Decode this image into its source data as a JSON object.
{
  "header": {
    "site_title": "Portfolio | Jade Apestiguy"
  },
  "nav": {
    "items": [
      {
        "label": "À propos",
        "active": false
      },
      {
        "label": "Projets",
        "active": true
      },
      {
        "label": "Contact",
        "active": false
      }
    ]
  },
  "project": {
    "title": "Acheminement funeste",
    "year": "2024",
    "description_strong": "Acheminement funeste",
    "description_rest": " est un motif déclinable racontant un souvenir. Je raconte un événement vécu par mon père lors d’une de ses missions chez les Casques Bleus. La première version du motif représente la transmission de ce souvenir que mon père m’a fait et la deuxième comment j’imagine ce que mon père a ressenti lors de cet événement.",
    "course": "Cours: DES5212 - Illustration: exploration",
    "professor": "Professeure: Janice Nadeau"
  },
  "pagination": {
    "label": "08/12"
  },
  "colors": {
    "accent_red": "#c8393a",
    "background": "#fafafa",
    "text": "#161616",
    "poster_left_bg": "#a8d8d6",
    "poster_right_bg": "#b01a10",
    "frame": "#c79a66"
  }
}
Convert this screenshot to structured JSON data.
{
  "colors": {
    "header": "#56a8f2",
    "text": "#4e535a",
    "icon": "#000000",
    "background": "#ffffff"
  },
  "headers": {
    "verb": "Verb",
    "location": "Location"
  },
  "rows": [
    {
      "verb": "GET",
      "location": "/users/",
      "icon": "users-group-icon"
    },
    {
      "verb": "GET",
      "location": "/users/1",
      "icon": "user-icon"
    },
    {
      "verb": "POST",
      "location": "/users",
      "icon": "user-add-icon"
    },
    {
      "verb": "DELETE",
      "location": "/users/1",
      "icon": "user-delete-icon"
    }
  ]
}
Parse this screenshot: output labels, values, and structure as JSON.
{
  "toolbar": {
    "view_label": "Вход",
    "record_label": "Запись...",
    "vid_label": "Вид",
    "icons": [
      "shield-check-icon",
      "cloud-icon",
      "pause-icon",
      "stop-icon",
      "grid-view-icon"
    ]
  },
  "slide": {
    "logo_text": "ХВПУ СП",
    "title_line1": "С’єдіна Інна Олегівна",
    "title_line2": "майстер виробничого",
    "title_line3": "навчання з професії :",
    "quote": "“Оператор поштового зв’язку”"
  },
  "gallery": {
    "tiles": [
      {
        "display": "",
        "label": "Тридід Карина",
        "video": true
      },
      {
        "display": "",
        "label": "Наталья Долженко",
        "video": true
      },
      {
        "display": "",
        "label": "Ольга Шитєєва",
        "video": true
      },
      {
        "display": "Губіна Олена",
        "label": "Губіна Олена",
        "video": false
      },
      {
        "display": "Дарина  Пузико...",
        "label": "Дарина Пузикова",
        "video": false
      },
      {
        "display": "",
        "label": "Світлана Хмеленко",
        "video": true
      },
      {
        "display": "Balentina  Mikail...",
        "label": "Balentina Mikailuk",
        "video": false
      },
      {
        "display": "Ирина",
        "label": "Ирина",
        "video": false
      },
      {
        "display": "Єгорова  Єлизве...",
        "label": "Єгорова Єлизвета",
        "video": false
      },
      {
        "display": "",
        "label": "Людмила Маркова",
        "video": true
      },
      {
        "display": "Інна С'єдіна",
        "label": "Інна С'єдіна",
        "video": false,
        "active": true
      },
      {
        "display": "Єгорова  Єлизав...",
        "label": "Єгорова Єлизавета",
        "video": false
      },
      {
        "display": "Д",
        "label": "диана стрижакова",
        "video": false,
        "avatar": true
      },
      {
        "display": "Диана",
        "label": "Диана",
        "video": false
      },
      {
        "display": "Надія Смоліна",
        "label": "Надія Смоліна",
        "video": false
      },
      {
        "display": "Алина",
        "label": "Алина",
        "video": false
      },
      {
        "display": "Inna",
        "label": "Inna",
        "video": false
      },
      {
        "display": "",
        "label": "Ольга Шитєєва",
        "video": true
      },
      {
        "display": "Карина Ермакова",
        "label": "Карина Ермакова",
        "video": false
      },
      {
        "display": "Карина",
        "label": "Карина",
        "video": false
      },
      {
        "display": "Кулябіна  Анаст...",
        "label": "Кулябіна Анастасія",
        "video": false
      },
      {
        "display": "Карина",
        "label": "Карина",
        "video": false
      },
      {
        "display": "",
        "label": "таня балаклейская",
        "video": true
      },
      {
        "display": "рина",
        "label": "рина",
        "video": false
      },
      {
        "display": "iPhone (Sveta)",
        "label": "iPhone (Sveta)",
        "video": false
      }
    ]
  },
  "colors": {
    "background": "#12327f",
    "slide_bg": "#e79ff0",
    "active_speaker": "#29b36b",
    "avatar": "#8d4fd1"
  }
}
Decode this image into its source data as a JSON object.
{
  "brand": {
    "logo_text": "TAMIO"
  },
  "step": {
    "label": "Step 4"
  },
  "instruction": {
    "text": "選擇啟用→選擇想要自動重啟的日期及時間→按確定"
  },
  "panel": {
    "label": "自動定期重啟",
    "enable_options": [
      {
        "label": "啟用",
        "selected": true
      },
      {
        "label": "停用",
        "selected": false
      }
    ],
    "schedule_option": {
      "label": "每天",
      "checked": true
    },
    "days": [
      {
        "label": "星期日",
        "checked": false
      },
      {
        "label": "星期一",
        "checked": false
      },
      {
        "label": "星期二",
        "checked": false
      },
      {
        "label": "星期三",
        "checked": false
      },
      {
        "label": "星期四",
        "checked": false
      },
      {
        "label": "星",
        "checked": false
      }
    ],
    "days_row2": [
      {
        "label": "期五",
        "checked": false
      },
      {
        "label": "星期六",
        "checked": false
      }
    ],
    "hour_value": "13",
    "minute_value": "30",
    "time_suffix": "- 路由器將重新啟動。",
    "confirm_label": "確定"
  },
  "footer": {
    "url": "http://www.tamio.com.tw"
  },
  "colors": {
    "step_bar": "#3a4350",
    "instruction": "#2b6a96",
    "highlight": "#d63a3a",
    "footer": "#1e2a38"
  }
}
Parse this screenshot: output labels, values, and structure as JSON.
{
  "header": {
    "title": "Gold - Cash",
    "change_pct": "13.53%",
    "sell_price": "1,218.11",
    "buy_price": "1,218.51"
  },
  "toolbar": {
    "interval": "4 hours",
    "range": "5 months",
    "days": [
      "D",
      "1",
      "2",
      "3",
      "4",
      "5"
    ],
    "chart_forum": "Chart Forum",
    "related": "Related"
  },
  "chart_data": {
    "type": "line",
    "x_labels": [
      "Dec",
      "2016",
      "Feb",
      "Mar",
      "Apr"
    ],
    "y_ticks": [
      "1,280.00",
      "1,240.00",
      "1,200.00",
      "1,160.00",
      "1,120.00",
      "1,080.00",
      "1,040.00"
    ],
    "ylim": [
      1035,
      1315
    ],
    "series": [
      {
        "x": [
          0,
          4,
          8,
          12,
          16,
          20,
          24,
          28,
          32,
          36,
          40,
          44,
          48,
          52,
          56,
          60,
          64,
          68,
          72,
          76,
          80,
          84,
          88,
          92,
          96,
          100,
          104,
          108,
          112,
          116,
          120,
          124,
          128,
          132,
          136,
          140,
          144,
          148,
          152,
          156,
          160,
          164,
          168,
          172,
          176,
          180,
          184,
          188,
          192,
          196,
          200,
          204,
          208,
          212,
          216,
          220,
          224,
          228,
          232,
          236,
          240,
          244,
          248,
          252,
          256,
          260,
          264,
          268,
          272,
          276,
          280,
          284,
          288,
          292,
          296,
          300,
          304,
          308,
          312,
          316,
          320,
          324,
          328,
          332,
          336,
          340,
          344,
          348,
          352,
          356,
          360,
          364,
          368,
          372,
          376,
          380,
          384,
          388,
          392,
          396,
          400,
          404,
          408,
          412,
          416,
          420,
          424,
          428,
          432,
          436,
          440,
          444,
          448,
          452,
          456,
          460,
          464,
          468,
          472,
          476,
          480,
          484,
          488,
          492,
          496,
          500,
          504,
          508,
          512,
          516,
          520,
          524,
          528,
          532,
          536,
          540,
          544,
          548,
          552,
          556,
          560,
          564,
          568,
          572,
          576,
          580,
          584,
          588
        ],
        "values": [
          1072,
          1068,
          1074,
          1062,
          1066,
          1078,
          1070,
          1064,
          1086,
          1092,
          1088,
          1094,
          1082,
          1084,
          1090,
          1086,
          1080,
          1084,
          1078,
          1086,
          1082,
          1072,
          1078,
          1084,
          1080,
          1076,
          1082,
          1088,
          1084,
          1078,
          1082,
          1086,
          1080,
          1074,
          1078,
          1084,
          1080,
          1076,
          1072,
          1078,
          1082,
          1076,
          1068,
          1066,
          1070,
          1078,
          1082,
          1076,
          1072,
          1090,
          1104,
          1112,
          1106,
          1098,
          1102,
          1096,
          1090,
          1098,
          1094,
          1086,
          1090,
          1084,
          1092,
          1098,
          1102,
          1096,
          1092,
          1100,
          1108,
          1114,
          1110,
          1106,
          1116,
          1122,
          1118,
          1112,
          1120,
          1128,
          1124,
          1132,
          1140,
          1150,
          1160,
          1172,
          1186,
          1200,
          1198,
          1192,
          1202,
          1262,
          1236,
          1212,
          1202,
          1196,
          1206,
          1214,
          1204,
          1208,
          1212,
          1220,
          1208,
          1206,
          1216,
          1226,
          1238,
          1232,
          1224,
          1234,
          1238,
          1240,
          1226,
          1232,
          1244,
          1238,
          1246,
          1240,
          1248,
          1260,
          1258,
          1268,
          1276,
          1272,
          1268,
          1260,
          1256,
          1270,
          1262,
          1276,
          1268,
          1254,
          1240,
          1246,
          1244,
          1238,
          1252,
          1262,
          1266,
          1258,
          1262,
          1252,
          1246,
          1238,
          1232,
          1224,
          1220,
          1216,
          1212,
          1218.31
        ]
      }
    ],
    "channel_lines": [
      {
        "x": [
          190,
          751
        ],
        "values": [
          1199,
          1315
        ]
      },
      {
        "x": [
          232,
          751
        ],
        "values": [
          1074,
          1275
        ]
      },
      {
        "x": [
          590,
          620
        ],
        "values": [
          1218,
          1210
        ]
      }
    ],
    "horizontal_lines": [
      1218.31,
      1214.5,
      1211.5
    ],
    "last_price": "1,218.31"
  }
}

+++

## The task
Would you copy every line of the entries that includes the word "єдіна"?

## Expected answer
    "title_line1": "С’єдіна Інна Олегівна",
        "display": "Інна С'єдіна",
        "label": "Інна С'єдіна",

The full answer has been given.